Always tired and always in pain
Hiding it with a smile
It’s Friday, 11 am, and European languages and cultures student Alexandra Has (28) has just finished up her first week of classes in eighteen months. ‘Once I get home I’ll go back to bed’, she says.
One class a day is so taxing she needs the rest of the day to recover. But she also needs to study. ‘I plan my days very carefully because otherwise I can’t make it work.’
You would never know anything was wrong with Alexandra by looking at her. She studies, talks, laughs, is interested in other people, and comes across as generally cheerful. But her smile hides her daily struggle: Alexandra has fibromyalgia, a chronic pain syndrome. She has been in pain all day, every day, since she was twelve.
‘I am currently in pain, but I’m not having the feeling of panic I often have. I cry myself to sleep at least twice a week because it’s just too much’, she says. Fibromyalgia also makes it difficult to judge when to take how she feels seriously.
‘Sometimes I’m convinced I have a tumour, because I genuinely feel pain in my head. It’s difficult to try and make the distinction between the fibromyalgia and a provable physical ailment.’
I don’t show how I feel in class. Other students have no idea there’s anything wrong with me
Small things that are easy for other students, such as looking at a screen for a long period of time or sitting in a lecture hall for two straight hours, are practically unbearable for Alexandra. She prints every text she has to read and takes a walk around the block during breaks.
‘I don’t show how I feel in class. Other students have no idea there’s anything wrong with me. I’m not here at university to make friends, necessarily. And because I take fewer classes than other people I don’t really get close to them. Lecturers don’t always know what’s going on either. I just want to be seen as a normal student, without a special label.’
But appearing normal is a lot of work, and she reaches her limits quickly. When she pushes too hard, she breaks down. ‘I try to prevent that by studying at my own pace; I take fewer classes as well.’
Johanna (27) doesn’t tell just anyone about her disability, but she does let her lecturers know. She usually asks her study adviser to inform them. ‘It doesn’t usually do much though. Not all lecturers are accepting of my disability.’ If she wants to postpone a deadline, she often has to go back to her study adviser.
She has irritable bowel syndrome (IBS) and dysthymia. The IBS means she’s very sensitive to many food products, such as lactose. The dysthymia causes fatigue, problems with concentration, and mood swings. ‘I’m basically tired twenty-four hours a day’, says Johanna.
I’m basically tired 24 hours a day
But her disabilities didn’t stop her from pursuing a research master – in spite of study advisers who have tried to dissuade her. ‘They didn’t stop me, but other people with disabilities might be discouraged and settle for a path that doesn’t work for them instead of pursuing their dreams.’
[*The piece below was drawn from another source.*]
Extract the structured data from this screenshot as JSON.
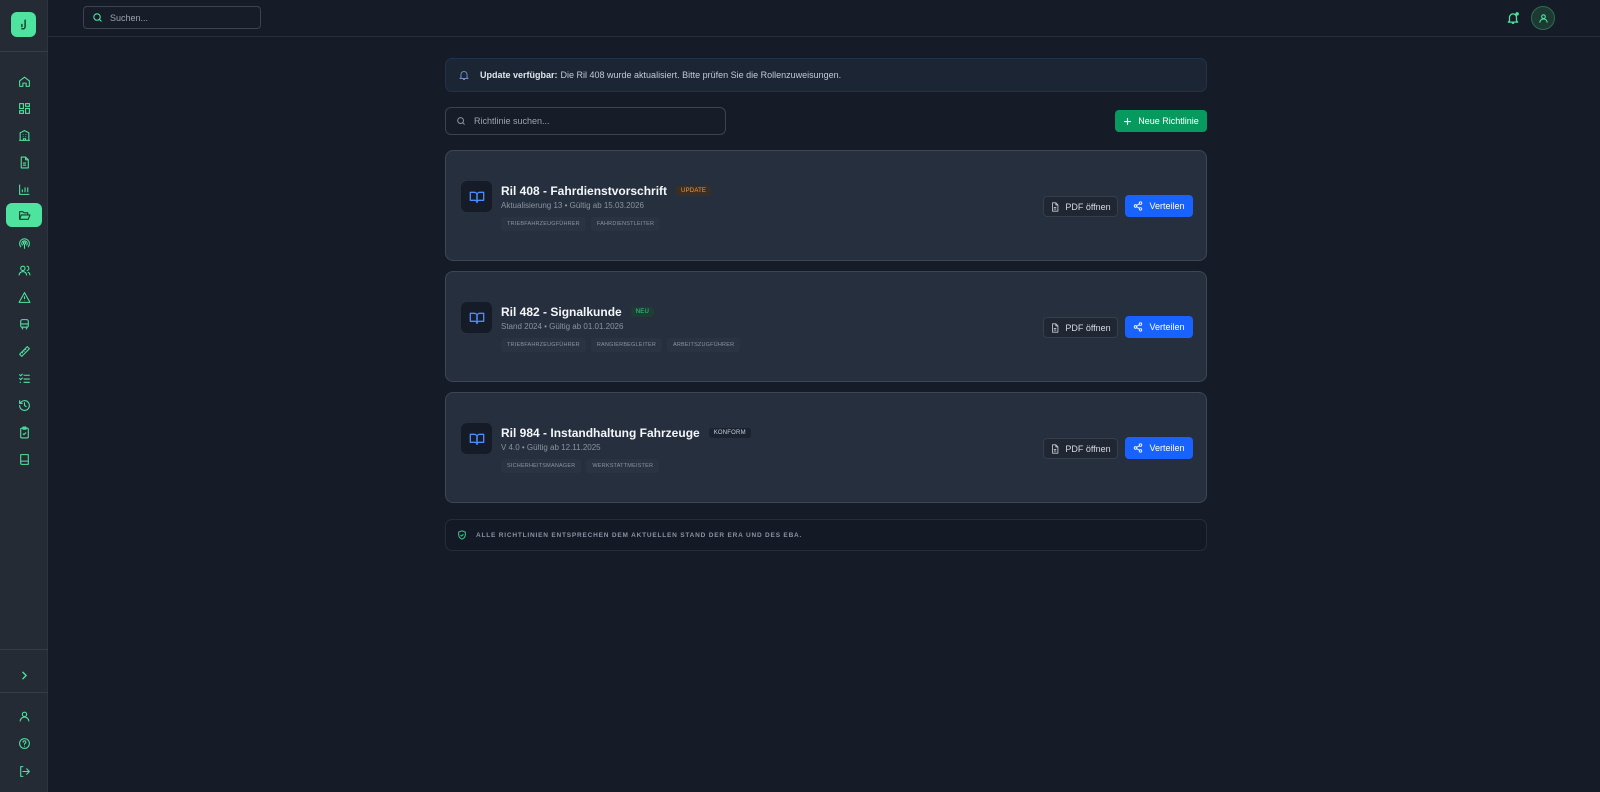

She insists that disabilities don’t necessarily prevent people from doing well academically: ‘It’s not that I can’t hack it: my body just doesn’t always cooperate. But if people take that into account, I’m usually fine. In fact it can be good to have that extra bit of motivation.’
Because of her disabilities, Johanna will take longer to finish her studies. ‘I’ve been working on my master for four years, when the programme should last only two. I’m okay with that, but I am running out of financing.’
Students who run out of financing due to disability can ask the RUG for compensation through the graduation fund. To receive it, they must meet several conditions. First, they have to inform the RUG of their special circumstances in a ‘timely’ manner. The website doesn’t specify what constitutes ‘timely’. Second, they have to provide evidence of their disability, including a doctor’s or psychologist’s statement.
Johanna says you can’t notify the RUG of any delays you have suffered after the fact. ‘That’s tricky, because sometimes you’re delayed by unforeseen circumstances, and then you don’t get any compensation’, she says.
Student deans are often busy, so it can take at least a month
On top of that, it can take a while before you get in to see a student dean. ‘It can take at least a month, that’s how backed up they are.’ Another obstacle is the fact that you can only apply to the graduation fund while you’re still receiving government financing. ‘I entered the loan-only phase two years ago. So I can’t apply for the graduation fund either, even though I’ve suffered a delay.’
Alexandra also has trouble making ends meet while she studies, even though she receives government benefits under the Wajong scheme. ‘I’m kind of stuck in between a rock and a hard place: part-time students get to keep their benefits, but the benefits of full-time students are docked and reduced to 25 percent, because they can get government financing for their studies. European languages and cultures is full-time only. And because I’m taking much longer to finish, I have to borrow a lot more money.’
Her financial difficulties aside, Alexandra sometimes wonders why she studies at all. Other students on focused on padding their résumés with committees, internships, and volunteer work that will make them attractive job candidates. But Alexandra will never have a ‘normal’ job. ‘I do hope to be able to teach Spanish after I graduate. Maybe three or four classes week.’